In one of the most bizarre twists of San Jose’s five-year-long odyssey to move the Oakland A’s to a downtown ballpark, team co-owner Lew Wolff on Saturday confirmed he is weighing the possibility of a temporary baseball stadium if he cannot extend his team’s two-year lease at the Oakland Coliseum.
According to San Jose Mayor Chuck Reed, among the sites Wolff is considering: San Jose Municipal Stadium, home of the San Jose Giants, the Class-A team of the San Francisco Giants, which has fought furiously against an A’s relocation to the South Bay, claiming “territorial rights.”
The San Jose Mercury News article on all this is pretty breathless, and there’s a lot going on here, so let’s try to untangle it. From the sound of things, Mayor Reed told the Merc News on Saturday of the temp stadium gambit, explaining, “It’s pretty simple. They have got to go somewhere. If [Wolff] can’t stay at the Coliseum, the commissioner is not going to tell [the A's], ‘You can’t play baseball for a few years.’” Wolff later confirmed these plans, saying, “If we cannot accomplish a lease extension, I hope to have an interim place to play in the Bay Area or in the area that reaches our television and radio fans — either in an existing venue or in the erection of a temporary venue that we have asked our soccer stadium architect to explore.”
Why are we hearing all this now?
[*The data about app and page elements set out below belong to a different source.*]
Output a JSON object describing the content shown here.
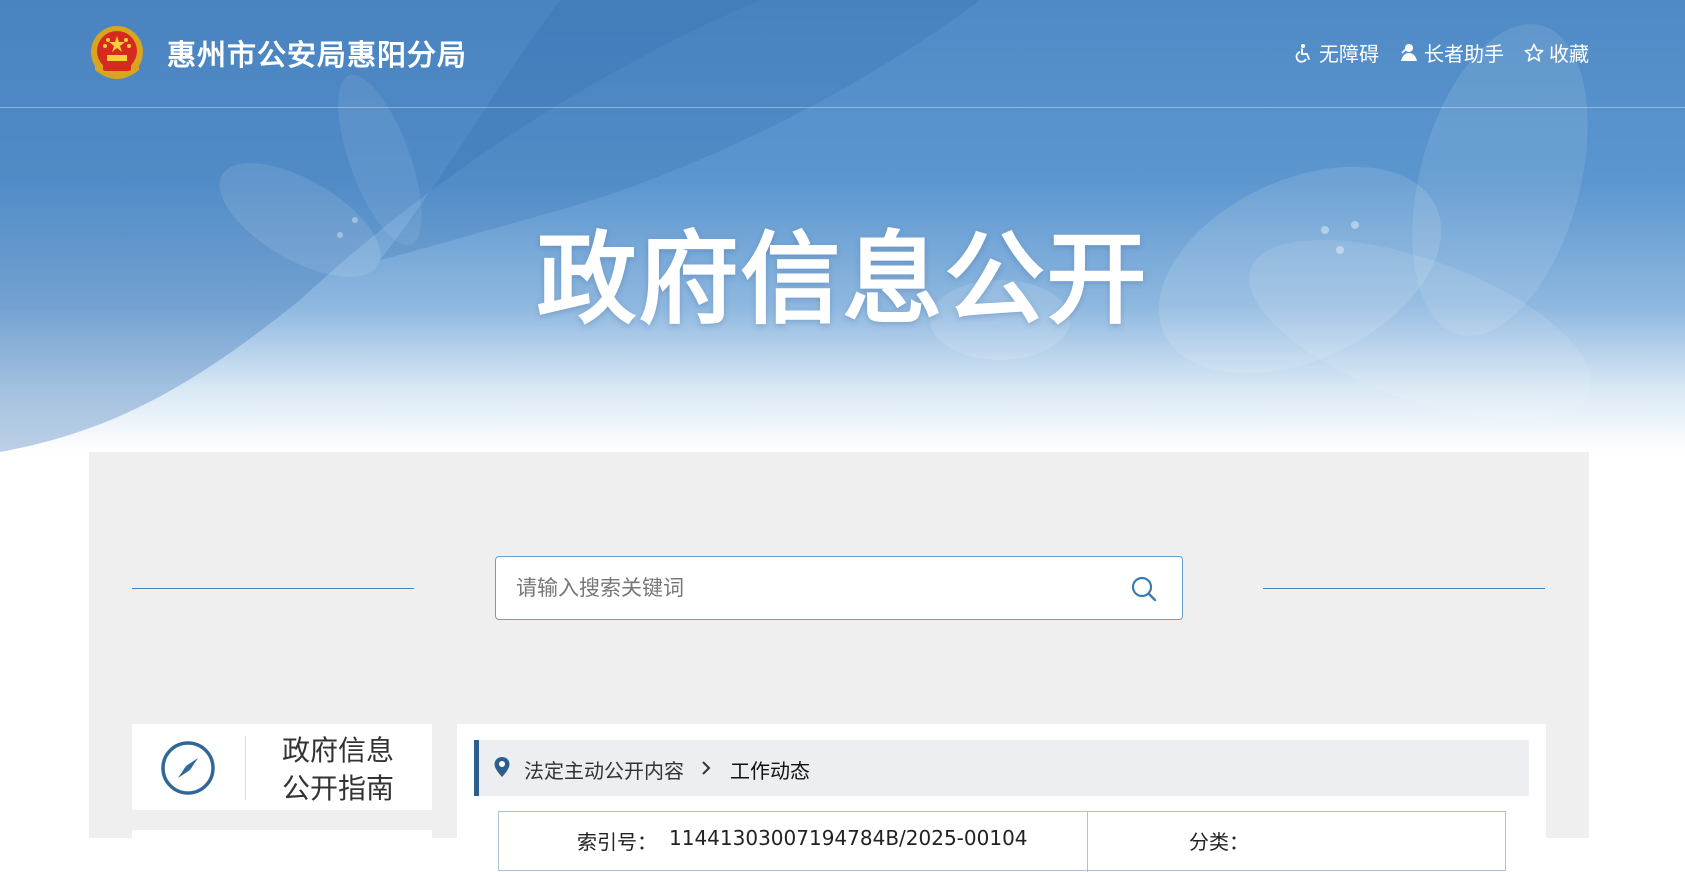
{
  "header": {
    "site_title": "惠州市公安局惠阳分局",
    "tools": [
      {
        "icon": "wheelchair-icon",
        "label": "无障碍"
      },
      {
        "icon": "elder-icon",
        "label": "长者助手"
      },
      {
        "icon": "star-icon",
        "label": "收藏"
      }
    ]
  },
  "hero": {
    "title": "政府信息公开"
  },
  "search": {
    "placeholder": "请输入搜索关键词",
    "value": ""
  },
  "sidebar": {
    "guide_label_line1": "政府信息",
    "guide_label_line2": "公开指南"
  },
  "breadcrumb": {
    "items": [
      "法定主动公开内容",
      "工作动态"
    ]
  },
  "meta": {
    "index_label": "索引号：",
    "index_value": "11441303007194784B/2025-00104",
    "category_label": "分类：",
    "category_value": ""
  },
  "colors": {
    "brand_blue": "#2c5f8e",
    "hero_blue": "#5b96cf",
    "panel_bg": "#efefef",
    "accent_line": "#4a86b5"
  }
}
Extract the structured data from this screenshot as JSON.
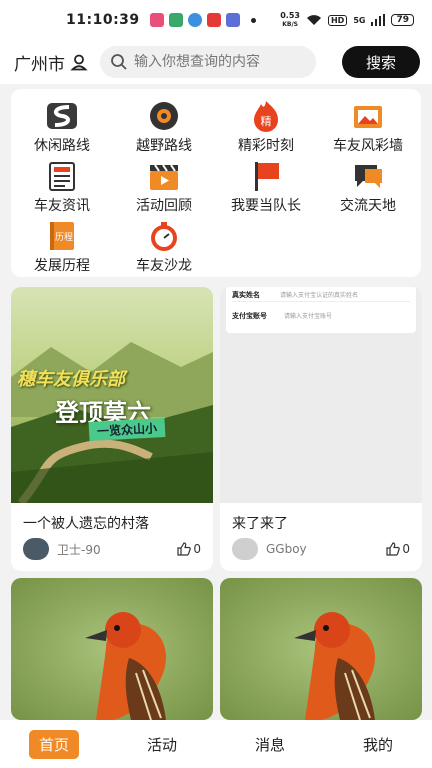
{
  "status_bar": {
    "time": "11:10:39",
    "net_speed_value": "0.53",
    "net_speed_unit": "KB/S",
    "hd": "HD",
    "signal": "5G",
    "battery": "79"
  },
  "header": {
    "city": "广州市",
    "search_placeholder": "输入你想查询的内容",
    "search_button": "搜索"
  },
  "categories": [
    {
      "label": "休闲路线",
      "icon": "road-icon"
    },
    {
      "label": "越野路线",
      "icon": "tire-icon"
    },
    {
      "label": "精彩时刻",
      "icon": "jing-badge-icon"
    },
    {
      "label": "车友风彩墙",
      "icon": "photo-wall-icon"
    },
    {
      "label": "车友资讯",
      "icon": "news-icon"
    },
    {
      "label": "活动回顾",
      "icon": "clapper-icon"
    },
    {
      "label": "我要当队长",
      "icon": "flag-icon"
    },
    {
      "label": "交流天地",
      "icon": "chat-icon"
    },
    {
      "label": "发展历程",
      "icon": "history-book-icon"
    },
    {
      "label": "车友沙龙",
      "icon": "salon-timer-icon"
    }
  ],
  "history_icon_text": "历程",
  "jing_icon_text": "精",
  "posts": [
    {
      "title": "一个被人遗忘的村落",
      "author": "卫士-90",
      "likes": "0",
      "image_text": {
        "line1": "穗车友俱乐部",
        "line2": "登顶莫六",
        "ribbon": "一览众山小"
      }
    },
    {
      "title": "来了来了",
      "author": "GGboy",
      "likes": "0",
      "form": [
        {
          "label": "真实姓名",
          "placeholder": "请输入支付宝认证的真实姓名"
        },
        {
          "label": "支付宝账号",
          "placeholder": "请输入支付宝账号"
        }
      ]
    },
    {
      "title": "",
      "author": "",
      "likes": ""
    },
    {
      "title": "",
      "author": "",
      "likes": ""
    }
  ],
  "bottom_nav": [
    {
      "label": "首页",
      "active": true
    },
    {
      "label": "活动",
      "active": false
    },
    {
      "label": "消息",
      "active": false
    },
    {
      "label": "我的",
      "active": false
    }
  ],
  "colors": {
    "accent_orange": "#f08a27",
    "search_button_bg": "#111111",
    "page_bg": "#f2f2f2"
  }
}
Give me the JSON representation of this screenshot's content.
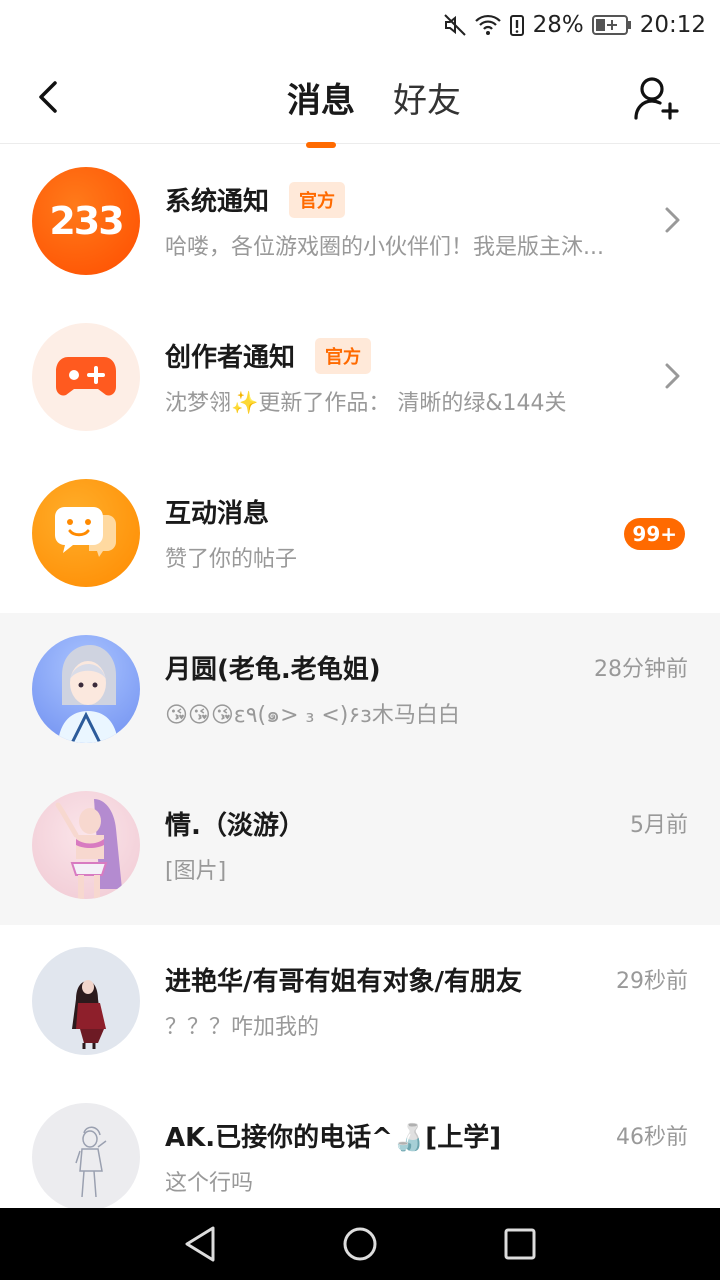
{
  "status": {
    "battery_pct": "28%",
    "time": "20:12"
  },
  "header": {
    "tabs": [
      {
        "label": "消息",
        "active": true
      },
      {
        "label": "好友",
        "active": false
      }
    ]
  },
  "colors": {
    "accent": "#ff6a00",
    "badge_bg": "#ffe9d9"
  },
  "conversations": [
    {
      "title": "系统通知",
      "badge": "官方",
      "subtitle": "哈喽，各位游戏圈的小伙伴们！我是版主沐...",
      "avatar_text": "233",
      "icon": "233-logo-icon"
    },
    {
      "title": "创作者通知",
      "badge": "官方",
      "subtitle": "沈梦翎✨更新了作品：  清晰的绿&144关",
      "icon": "gamepad-icon"
    },
    {
      "title": "互动消息",
      "subtitle": "赞了你的帖子",
      "count": "99+",
      "icon": "chat-bubble-icon"
    },
    {
      "title": "月圆(老龟.老龟姐)",
      "subtitle": "😘😘😘ε٩(๑> ₃ <)۶з木马白白",
      "time": "28分钟前"
    },
    {
      "title": "情.（淡游）",
      "subtitle": "[图片]",
      "time": "5月前"
    },
    {
      "title": "进艳华/有哥有姐有对象/有朋友",
      "subtitle": "？？？咋加我的",
      "time": "29秒前"
    },
    {
      "title": "AK.已接你的电话^🍶[上学]",
      "subtitle": "这个行吗",
      "time": "46秒前"
    }
  ]
}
The key is that mention of a lease extension: Recall that Wolff is in the middle of hardball lease talks with Oakland on the Coliseum, and presumably needs to have some response handy if city officials come back with, “What are you going to do if you don’t like it, go play in the street?” Admittedly this isn’t a much better threat than playing in the street — the San Jose minor-league stadium only holds 4,200 people and is solidly in the San Francisco Giants‘ territory (if MLB were willing to let the A’s move to San Jose, they’d be there already by now), and Candlestick Park, another rumored option, is set to be demolished at the end of this year. But if you need leverage, any port in a storm — don’t forget that the Toronto Blue Jays owners once threatened to move back to their old home of Exhibition Stadium during a lease dispute with SkyDome, notwithstanding that the Ex had already begun being demolished at the time.
The other possibility here, of course, is that Wolff and Reed are somehow trying to pressure MLB to change its policy on territorial rights (the city of San Jose’s appeal of the dismissal of its lawsuit against MLB over this recently got fast-tracked), but “If you don’t let us move to a new 30,000-seat stadium in San Jose, we’ll move to a 4,000-seat stadium in San Jose” doesn’t seem like much of a threat. This being a lease negotiating tactic makes far more sense, so it’s probably best that no one get too excited about this for the time being … crap, too late.